**WHAT NEEDS TO BE DONE**
The result should be all the records, exact and complete, without a single picture.

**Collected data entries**
[Start of section]

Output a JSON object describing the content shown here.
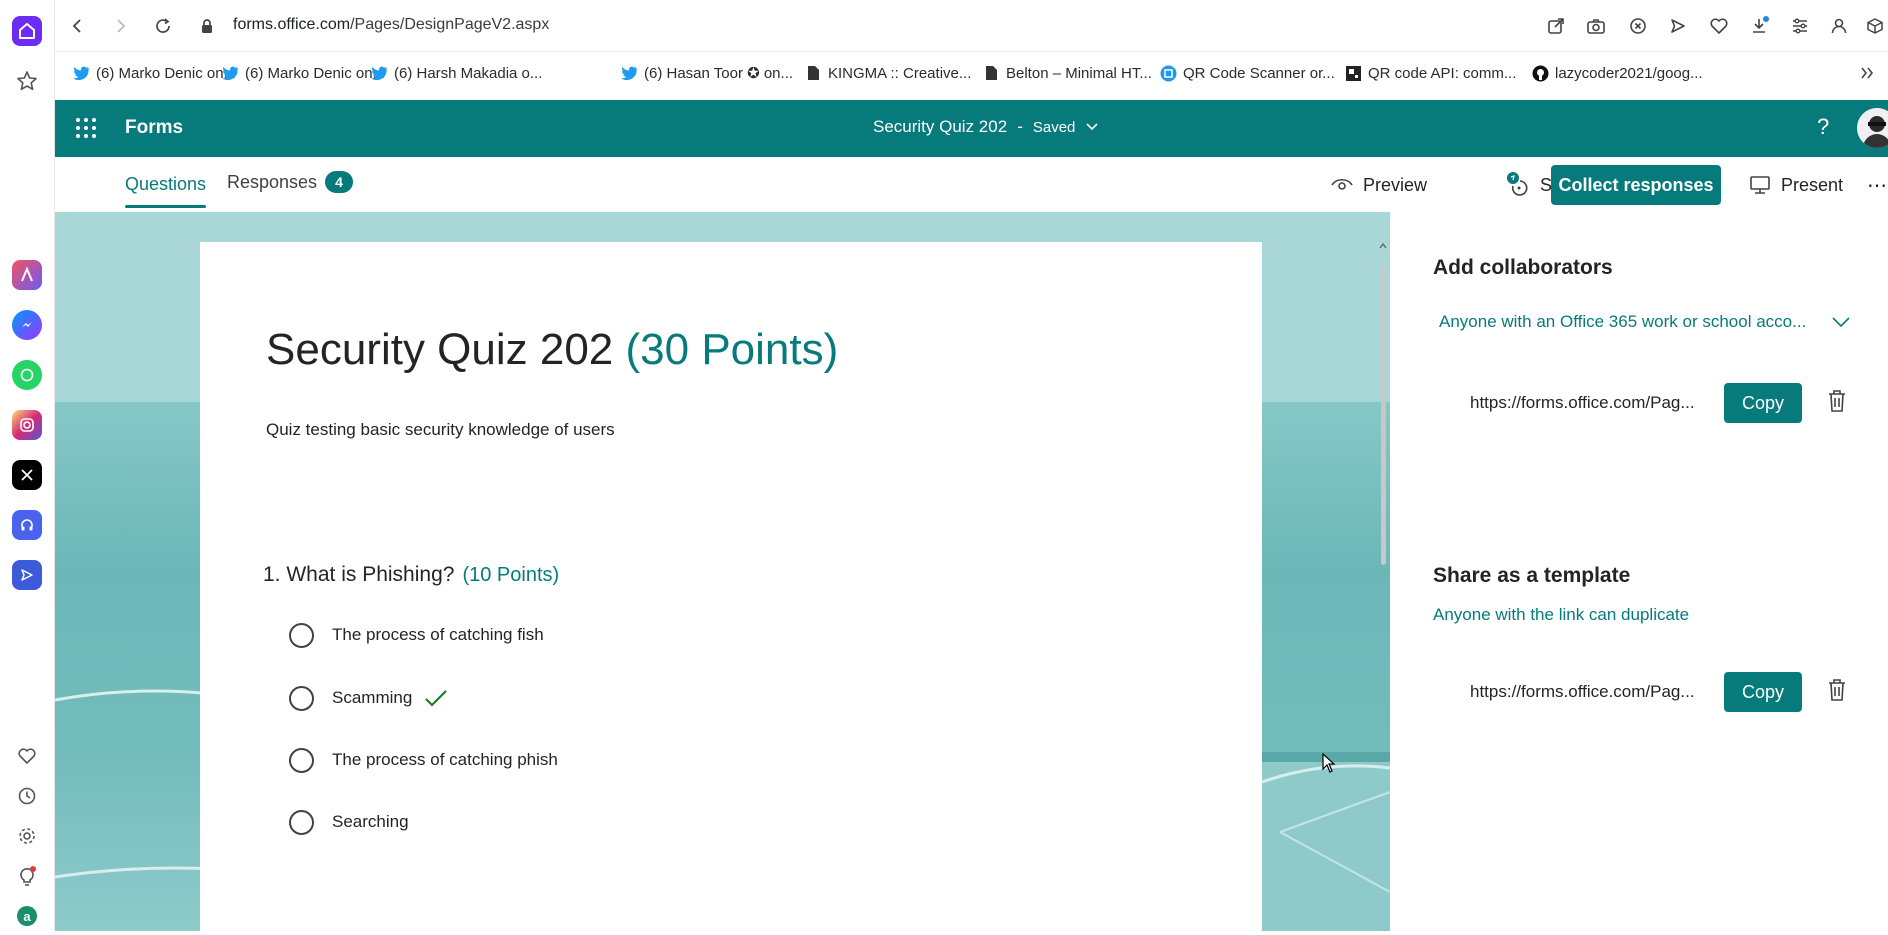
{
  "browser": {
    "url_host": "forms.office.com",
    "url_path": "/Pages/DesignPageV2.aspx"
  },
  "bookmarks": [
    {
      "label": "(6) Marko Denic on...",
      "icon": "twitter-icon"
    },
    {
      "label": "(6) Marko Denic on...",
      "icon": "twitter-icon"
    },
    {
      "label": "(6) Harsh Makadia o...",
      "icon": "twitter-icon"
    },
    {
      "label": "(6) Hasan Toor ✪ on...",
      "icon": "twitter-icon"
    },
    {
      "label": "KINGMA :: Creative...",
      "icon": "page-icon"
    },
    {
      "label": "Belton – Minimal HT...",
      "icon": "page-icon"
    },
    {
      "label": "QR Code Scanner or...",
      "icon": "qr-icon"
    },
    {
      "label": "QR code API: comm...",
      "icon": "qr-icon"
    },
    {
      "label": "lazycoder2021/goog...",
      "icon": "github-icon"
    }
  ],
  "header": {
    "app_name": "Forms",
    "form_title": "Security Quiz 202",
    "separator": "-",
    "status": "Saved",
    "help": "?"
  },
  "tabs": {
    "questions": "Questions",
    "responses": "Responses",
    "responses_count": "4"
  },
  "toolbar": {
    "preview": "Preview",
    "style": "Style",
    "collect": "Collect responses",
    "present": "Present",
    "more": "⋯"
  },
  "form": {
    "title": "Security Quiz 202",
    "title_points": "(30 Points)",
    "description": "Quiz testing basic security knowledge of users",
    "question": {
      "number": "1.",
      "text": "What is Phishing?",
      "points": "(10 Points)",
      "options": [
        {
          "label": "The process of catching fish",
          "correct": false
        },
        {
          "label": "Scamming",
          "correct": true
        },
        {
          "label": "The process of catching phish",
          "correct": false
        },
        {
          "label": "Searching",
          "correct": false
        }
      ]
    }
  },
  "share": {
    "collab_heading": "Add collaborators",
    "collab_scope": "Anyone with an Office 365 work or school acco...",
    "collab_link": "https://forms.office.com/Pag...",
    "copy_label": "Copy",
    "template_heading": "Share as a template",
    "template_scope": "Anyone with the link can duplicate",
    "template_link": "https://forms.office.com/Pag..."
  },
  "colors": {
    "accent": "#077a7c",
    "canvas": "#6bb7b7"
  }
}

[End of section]

**ANSWER TO THE EXERCISE**
Output a JSON object describing the content shown here.
{
  "browser": {
    "url_host": "forms.office.com",
    "url_path": "/Pages/DesignPageV2.aspx"
  },
  "bookmarks": [
    {
      "label": "(6) Marko Denic on...",
      "icon": "twitter-icon"
    },
    {
      "label": "(6) Marko Denic on...",
      "icon": "twitter-icon"
    },
    {
      "label": "(6) Harsh Makadia o...",
      "icon": "twitter-icon"
    },
    {
      "label": "(6) Hasan Toor ✪ on...",
      "icon": "twitter-icon"
    },
    {
      "label": "KINGMA :: Creative...",
      "icon": "page-icon"
    },
    {
      "label": "Belton – Minimal HT...",
      "icon": "page-icon"
    },
    {
      "label": "QR Code Scanner or...",
      "icon": "qr-icon"
    },
    {
      "label": "QR code API: comm...",
      "icon": "qr-icon"
    },
    {
      "label": "lazycoder2021/goog...",
      "icon": "github-icon"
    }
  ],
  "header": {
    "app_name": "Forms",
    "form_title": "Security Quiz 202",
    "separator": "-",
    "status": "Saved",
    "help": "?"
  },
  "tabs": {
    "questions": "Questions",
    "responses": "Responses",
    "responses_count": "4"
  },
  "toolbar": {
    "preview": "Preview",
    "style": "Style",
    "collect": "Collect responses",
    "present": "Present",
    "more": "⋯"
  },
  "form": {
    "title": "Security Quiz 202",
    "title_points": "(30 Points)",
    "description": "Quiz testing basic security knowledge of users",
    "question": {
      "number": "1.",
      "text": "What is Phishing?",
      "points": "(10 Points)",
      "options": [
        {
          "label": "The process of catching fish",
          "correct": false
        },
        {
          "label": "Scamming",
          "correct": true
        },
        {
          "label": "The process of catching phish",
          "correct": false
        },
        {
          "label": "Searching",
          "correct": false
        }
      ]
    }
  },
  "share": {
    "collab_heading": "Add collaborators",
    "collab_scope": "Anyone with an Office 365 work or school acco...",
    "collab_link": "https://forms.office.com/Pag...",
    "copy_label": "Copy",
    "template_heading": "Share as a template",
    "template_scope": "Anyone with the link can duplicate",
    "template_link": "https://forms.office.com/Pag..."
  },
  "colors": {
    "accent": "#077a7c",
    "canvas": "#6bb7b7"
  }
}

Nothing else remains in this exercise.